The subject of this request is the extreme harm caused to indigenous Papuans by the Merauke Integrated Food and Energy Estate project (the MIFEE project), a State-initiated, agro-industrial mega-project implemented by a variety of corporate entities that, to-date, encompasses around 2.5 million hectares of traditional indigenous lands in Merauke. The affected indigenous peoples have already lost a considerable area of their lands due to acquisition by these companies and conversion to plantations of one kind or another. The irreparable harm they have already experienced continues to expand and intensify as more companies commence operations.

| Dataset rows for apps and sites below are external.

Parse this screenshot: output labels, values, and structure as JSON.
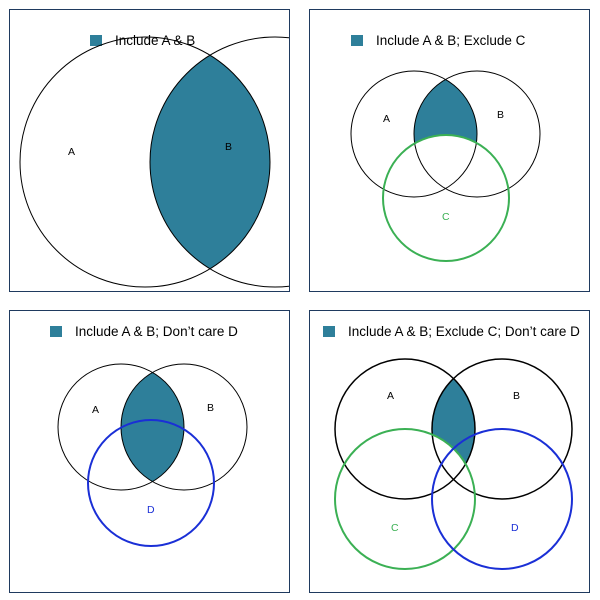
{
  "colors": {
    "fill": "#2e7f9a",
    "A": "#000000",
    "B": "#000000",
    "C": "#3bb054",
    "D": "#1a2fd6"
  },
  "panels": [
    {
      "legend": "Include A & B",
      "labels": {
        "A": "A",
        "B": "B"
      }
    },
    {
      "legend": "Include A & B; Exclude C",
      "labels": {
        "A": "A",
        "B": "B",
        "C": "C"
      }
    },
    {
      "legend": "Include A & B; Don’t care D",
      "labels": {
        "A": "A",
        "B": "B",
        "D": "D"
      }
    },
    {
      "legend": "Include A & B; Exclude C; Don’t care D",
      "labels": {
        "A": "A",
        "B": "B",
        "C": "C",
        "D": "D"
      }
    }
  ]
}
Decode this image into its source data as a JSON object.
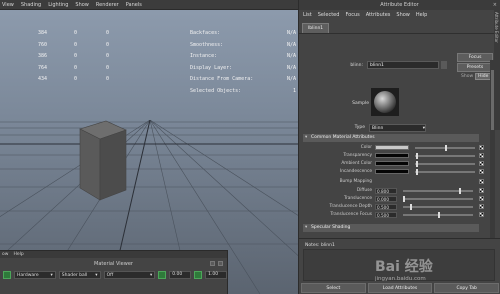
{
  "viewport": {
    "menu": [
      "View",
      "Shading",
      "Lighting",
      "Show",
      "Renderer",
      "Panels"
    ],
    "stats_rows": [
      {
        "label": "",
        "a": "384",
        "b": "0",
        "c": "0"
      },
      {
        "label": "",
        "a": "760",
        "b": "0",
        "c": "0"
      },
      {
        "label": "",
        "a": "386",
        "b": "0",
        "c": "0"
      },
      {
        "label": "",
        "a": "764",
        "b": "0",
        "c": "0"
      },
      {
        "label": "",
        "a": "434",
        "b": "0",
        "c": "0"
      }
    ],
    "info_rows": [
      {
        "label": "Backfaces:",
        "value": "N/A"
      },
      {
        "label": "Smoothness:",
        "value": "N/A"
      },
      {
        "label": "Instance:",
        "value": "N/A"
      },
      {
        "label": "Display Layer:",
        "value": "N/A"
      },
      {
        "label": "Distance From Camera:",
        "value": "N/A"
      },
      {
        "label": "Selected Objects:",
        "value": "1"
      }
    ]
  },
  "material_viewer": {
    "topbar": [
      "ow",
      "Help"
    ],
    "title": "Material Viewer",
    "renderer": "Hardware",
    "shape": "Shader ball",
    "env": "Off",
    "value1": "0.00",
    "value2": "1.00"
  },
  "attribute_editor": {
    "title": "Attribute Editor",
    "menu": [
      "List",
      "Selected",
      "Focus",
      "Attributes",
      "Show",
      "Help"
    ],
    "tab": "lblinn1",
    "node_label": "blinn:",
    "node_name": "blinn1",
    "buttons": {
      "focus": "Focus",
      "presets": "Presets",
      "show": "Show",
      "hide": "Hide"
    },
    "sample_label": "Sample",
    "type_label": "Type",
    "type_value": "Blinn",
    "sections": {
      "common": "Common Material Attributes",
      "specular": "Specular Shading"
    },
    "attributes": [
      {
        "label": "Color",
        "kind": "swatch",
        "color": "#c8c8c8",
        "slider": 0.5
      },
      {
        "label": "Transparency",
        "kind": "swatch",
        "color": "#050505",
        "slider": 0.02
      },
      {
        "label": "Ambient Color",
        "kind": "swatch",
        "color": "#050505",
        "slider": 0.02
      },
      {
        "label": "Incandescence",
        "kind": "swatch",
        "color": "#050505",
        "slider": 0.02
      },
      {
        "label": "Bump Mapping",
        "kind": "none"
      },
      {
        "label": "Diffuse",
        "kind": "num",
        "value": "0.800",
        "slider": 0.8
      },
      {
        "label": "Translucence",
        "kind": "num",
        "value": "0.000",
        "slider": 0.0
      },
      {
        "label": "Translucence Depth",
        "kind": "num",
        "value": "0.500",
        "slider": 0.1
      },
      {
        "label": "Translucence Focus",
        "kind": "num",
        "value": "0.500",
        "slider": 0.5
      }
    ],
    "notes_label": "Notes: blinn1",
    "bottom_buttons": [
      "Select",
      "Load Attributes",
      "Copy Tab"
    ],
    "side_strip": "Attribute Editor"
  },
  "watermark": {
    "logo": "Bai 经验",
    "url": "jingyan.baidu.com"
  },
  "colors": {
    "panel_bg": "#444444",
    "viewport_top": "#8e9cae",
    "viewport_bottom": "#5b6470"
  }
}
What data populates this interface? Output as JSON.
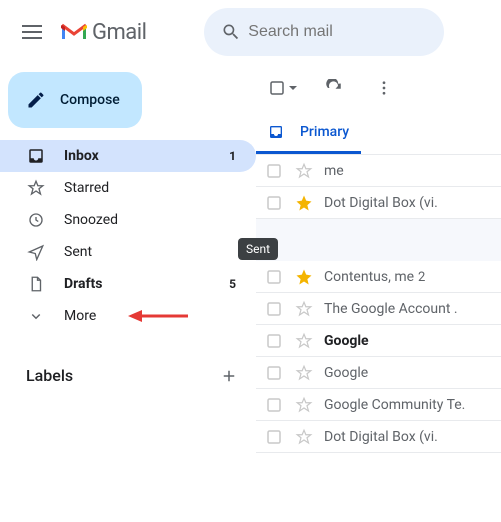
{
  "header": {
    "logo_text": "Gmail",
    "search_placeholder": "Search mail"
  },
  "compose": {
    "label": "Compose"
  },
  "nav": {
    "inbox": {
      "label": "Inbox",
      "count": "1"
    },
    "starred": {
      "label": "Starred"
    },
    "snoozed": {
      "label": "Snoozed"
    },
    "sent": {
      "label": "Sent"
    },
    "drafts": {
      "label": "Drafts",
      "count": "5"
    },
    "more": {
      "label": "More"
    }
  },
  "labels": {
    "title": "Labels"
  },
  "tooltip": {
    "text": "Sent"
  },
  "tab": {
    "primary": "Primary"
  },
  "rows": [
    {
      "sender": "me",
      "starred": false,
      "unread": false
    },
    {
      "sender": "Dot Digital Box (vi.",
      "starred": true,
      "unread": false
    },
    {
      "sender": "Contentus, me",
      "count": "2",
      "starred": true,
      "unread": false
    },
    {
      "sender": "The Google Account .",
      "starred": false,
      "unread": false
    },
    {
      "sender": "Google",
      "starred": false,
      "unread": true
    },
    {
      "sender": "Google",
      "starred": false,
      "unread": false
    },
    {
      "sender": "Google Community Te.",
      "starred": false,
      "unread": false
    },
    {
      "sender": "Dot Digital Box (vi.",
      "starred": false,
      "unread": false
    }
  ],
  "colors": {
    "star_gold": "#f4b400",
    "star_empty": "#c8c8c8",
    "accent": "#0b57d0"
  }
}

In 2011, the World Bank Group (WBG) adopted a Framework and Strategy for investment in the palm oil sector. The new approach was adopted on the instructions of former World Bank President Robert Zoellick, after a damning audit by International Finance Corporation’s (IFC) semi-independent Compliance Advisory Ombudsman (CAO) had shown that IFC staff were financing the palm oil giant, Wilmar, without due diligence and contrary to the IFC’s Performance Standards. Wilmar is the world’s largest palm oil trader, supplying no less than 45% of globally traded palm oil. The audit, carried out in response to a series of detailed complaints from Forest Peoples Programme and partners, vindicated many of our concerns that Wilmar was expanding its operations in Indonesia in violation of legal requirements, Roundtable on Sustainable Palm Oil (RSPO) standards and IFC norms and procedures. Almost immediately after the audit was triggered, IFC divested itself of its numerous other palm oil investments in Southeast Asia.

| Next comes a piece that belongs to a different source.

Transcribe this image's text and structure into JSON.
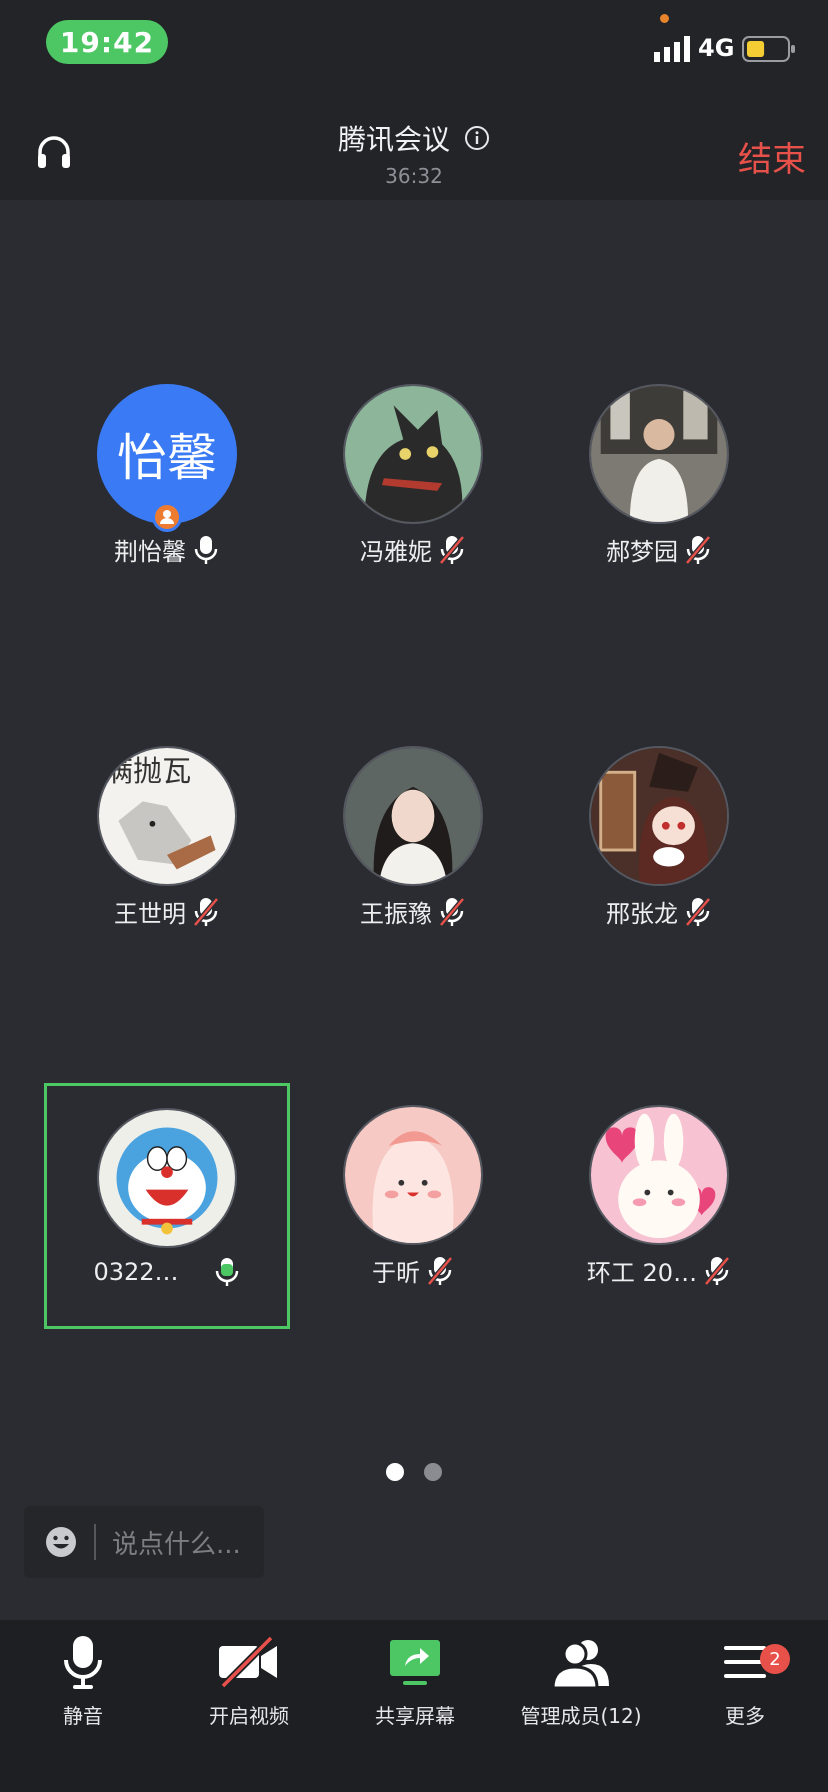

Globally oil palm plantations continue to expand at a rapid rate. World leader, Indonesia, has raced past Malaysia to become the number one producer. Latest data from the Indonesian watchdog NGO, SawitWatch, suggests that oil palm plantations in Indonesia now cover 11 million hectares, up from 6 million hectares only five years ago. New plantings are spreading to the smaller islands of the archipelago and to the less developed areas of eastern Indonesia. Hopes that a Presidential promise of a 2 year moratorium on forest clearance would slow the crop’s expansion – part of a deal to reduce green house gas emissions - have also evaporated as the government has excepted areas where preliminary permits have already been handed out.

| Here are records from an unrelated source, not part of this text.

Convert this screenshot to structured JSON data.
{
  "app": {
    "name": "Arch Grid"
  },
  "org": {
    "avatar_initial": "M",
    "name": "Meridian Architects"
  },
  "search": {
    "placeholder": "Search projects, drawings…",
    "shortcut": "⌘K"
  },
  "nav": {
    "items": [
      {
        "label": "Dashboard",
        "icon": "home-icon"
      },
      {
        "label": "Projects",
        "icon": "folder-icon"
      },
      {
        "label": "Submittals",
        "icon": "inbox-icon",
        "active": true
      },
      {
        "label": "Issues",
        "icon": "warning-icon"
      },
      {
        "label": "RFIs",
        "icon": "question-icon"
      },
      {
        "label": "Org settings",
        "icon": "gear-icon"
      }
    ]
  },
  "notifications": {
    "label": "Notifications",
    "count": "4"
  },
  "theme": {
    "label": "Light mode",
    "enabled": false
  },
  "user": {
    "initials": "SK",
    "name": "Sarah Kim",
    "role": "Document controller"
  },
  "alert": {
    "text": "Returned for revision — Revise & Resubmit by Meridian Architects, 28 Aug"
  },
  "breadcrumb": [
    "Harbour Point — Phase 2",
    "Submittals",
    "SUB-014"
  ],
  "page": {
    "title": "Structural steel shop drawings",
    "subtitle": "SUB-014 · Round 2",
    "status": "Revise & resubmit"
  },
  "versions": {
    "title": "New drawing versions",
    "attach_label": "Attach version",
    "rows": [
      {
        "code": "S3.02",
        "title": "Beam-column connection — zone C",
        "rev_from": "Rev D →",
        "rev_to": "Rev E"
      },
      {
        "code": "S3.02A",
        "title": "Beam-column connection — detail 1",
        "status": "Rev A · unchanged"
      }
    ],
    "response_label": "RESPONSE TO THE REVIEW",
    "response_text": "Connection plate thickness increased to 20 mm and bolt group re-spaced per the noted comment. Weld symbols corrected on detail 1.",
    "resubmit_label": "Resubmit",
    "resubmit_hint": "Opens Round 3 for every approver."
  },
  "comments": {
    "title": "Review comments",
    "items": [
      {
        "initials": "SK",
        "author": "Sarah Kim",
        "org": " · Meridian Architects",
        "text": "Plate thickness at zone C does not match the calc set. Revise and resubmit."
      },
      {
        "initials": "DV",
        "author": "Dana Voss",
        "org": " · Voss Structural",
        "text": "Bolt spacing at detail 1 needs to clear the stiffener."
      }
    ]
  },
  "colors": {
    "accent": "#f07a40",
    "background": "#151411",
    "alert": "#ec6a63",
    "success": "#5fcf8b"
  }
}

This report summarises the findings of a field investigation and legal study which shows how voluntary efforts by companies to set aside areas for community livelihoods and for conservation are being frustrated by the ill-fit between the RSPO's procedures - using the 'High Conservation Values' approach - and national laws and procedures. The Roundtable on Sustainable Palm Oil (RSPO) is to meet in Kuala Lumpur from 1-4 November 2009.
- Formal NGO letter of complaint to the IFC Compliance Advisor Ombudsman about breaches of policy with regard to the oil palm industry in Indonesia
Oil palm plantations are expanding to meet escalating demand for edible oils and new markets for biofuels - of which Indonesia plans to secure a large share. But the widespread forest clearasnce to cater for this expansion has major implications for rural Indonesians, affecting settlements, ecosystems, trade activities and government agencies. This research documents the issues affecting local communities and their recommendations for national reforms to safegurad their rights under international law.